Incidences of ransomware are becoming increasingly common across the medical profession–and unfortunately, you can’t know whether or not your practice will be targeted until it happens. While you can’t guarantee that you’ll be completely safe, you can take steps to ensure that you will be able to react quickly and efficiently in the event of an attack. You can also make sure that your practice will be disrupted as little as possible by ransomware.
Preparing for Attacks
Just like you prepare for high-volume times in your practice, particularly when you know there’s an illness out there that’s targeting your patients, you can make preparations in case your practice is one of the ones hit by ransomware. The better you’re prepared, the better you can withstand those attacks.
Back up daily. That means every day, without fail. Backups should be stored separately from your main files and inaccessible from your regular network. Having daily backups in place means that the worst you can lose in a ransomware attack is a day’s worth of patient data–and that means that your practice can easily keep seeing patients even if you’ve been hit by an attack. The better your backup procedures, the more of your data you’ll be able to protect.
Test your restore options to make sure they work. Having that data in place is great, but it doesn’t do you any good if you can’t use it. Make sure that you test your restore options on a regular basis, that your backup software is working smoothly, and that your technical team knows how to implement them quickly to get you back up and running after a ransomware attack.
Encrypt patient data. Some ransomware is designed to simply hold your information hostage until the developer provides the key to unlock it. Other ransomware will capture that information and transmit it to the individual responsible for the attack. By encrypting patient data, you can prevent your patients’ privacy from being invaded by the attack.
Install the right software. There are programs that can help isolate the directories that ransomware typically targets first as well as blocking software that will find the presence of ransomware and send out the alert before the entire system is compromised.

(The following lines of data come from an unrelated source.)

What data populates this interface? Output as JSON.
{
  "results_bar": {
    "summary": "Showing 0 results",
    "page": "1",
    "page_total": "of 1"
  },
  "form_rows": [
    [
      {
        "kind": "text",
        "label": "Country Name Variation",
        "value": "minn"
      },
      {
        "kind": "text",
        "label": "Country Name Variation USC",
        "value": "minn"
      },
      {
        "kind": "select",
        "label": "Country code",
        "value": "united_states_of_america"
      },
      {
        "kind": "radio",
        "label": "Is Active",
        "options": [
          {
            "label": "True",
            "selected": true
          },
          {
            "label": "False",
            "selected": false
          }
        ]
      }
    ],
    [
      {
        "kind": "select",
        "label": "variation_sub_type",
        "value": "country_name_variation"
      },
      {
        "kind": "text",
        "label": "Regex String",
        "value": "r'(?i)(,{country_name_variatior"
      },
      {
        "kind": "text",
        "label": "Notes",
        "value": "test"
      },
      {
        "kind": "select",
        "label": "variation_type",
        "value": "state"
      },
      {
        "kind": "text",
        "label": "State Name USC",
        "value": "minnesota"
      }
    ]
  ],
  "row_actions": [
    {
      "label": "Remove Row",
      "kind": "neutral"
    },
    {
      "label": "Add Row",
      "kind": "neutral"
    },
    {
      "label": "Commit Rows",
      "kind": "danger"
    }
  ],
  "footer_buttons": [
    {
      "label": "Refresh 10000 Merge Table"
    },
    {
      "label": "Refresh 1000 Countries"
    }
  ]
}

Train every employee on the network. From nurses and technicians to receptionists, doctors to the technical team, everyone with access to the network should know how to detect improper emails, avoid suspicious links, and appreciate how to access websites correctly from the practice network. Social engineering is a favorite habit of many ransomware creators. They’ll design emails that look just like the real thing or provide the perfect hook to encourage employees to click that link or download that file–and then your network is compromised. The better your training, the less likely your practice is to be social engineered. Keep in mind that the vast majority of ransomware attacks on a system are the result of human error, then train your employees to avoid them.
Keep your software updated. Programmers aren’t always perfect. Sometimes, they leave glaring holes in their programs that will allow unauthorized individuals access to your practice’s private information. Other times, holes are simply discovered after the release of the product. Software patches and updates are designed to help fix those problems and protect your practice, but they can’t do their job if you’re putting off routine maintenance. Install software updates on a regular basis and make sure that your technical team is monitoring information about security holes in any programs that your team uses routinely.
Immediately After an Attack
In spite of your best precautions, you may find yourself hit with a ransomware attack–and you might not even know where it came from. No matter what the source, you’ll need to react quickly so that your practice can continue seeing patients as usual.
Devise a plan of action immediately with your internal or external IT support staff to limit your downtime and recover your data.
Remove any individually infected devices from the network as soon as possible. Just as you would quarantine a patient who has been impacted by a highly infectious disease, you want to remove infected machines from the network so ransomware can’t spread.
Restore from your most recent backup. Hopefully, that backup was made the night before, so you haven’t lost a great deal of patient data. The good news is, your practice should be able to continue functioning normally even with a lost day of data.
Avoid paying the ransom if possible. The FBI urges impacted businesses to avoid encouraging ransomware creators–and every ransom that is paid encourages those creators to create other attacks in the future. However, if you do not have an adequate backup and the ransom is going to compromise your business operations significantly, you should look at your options of paying the ransom (if it is within reason) to ensure that you do not lose your very important medical records data. You should rely on the guidance and expertise of your internal or external IT professionals as to whether or not a ransom request should be paid.
Look into decryption. Your technical team or IT provider may be able to decrypt your data using a variety of free tools or other methods. Keep in mind, however, that the infected devices should remain off the network while they’re performing these steps and that it should be done by individuals with security experience–don’t try to do it on your own!
Restore your systems to their default settings. If you don’t have access to enough equipment to see patients successfully in spite of the data breach, restoring your systems to default is an option. Keep in mind that you’ll lose all of your data in the process, which will make it necessary to use backups to put as much information as possible back in place.
As a medical practice, your goal is to have enough backups and redundancies in place that no matter what type of cyber attack your practice suffers, you’ll have everything you need to be back up and seeing patients again as soon as possible. Reliance on technology allows you to accomplish many things, but not if you no longer have access to the critical data it holds. Need more help setting those backups in place? Contact us today to learn how we can help ensure that your practice will keep running smoothly even if you’re hit with a ransomware attack.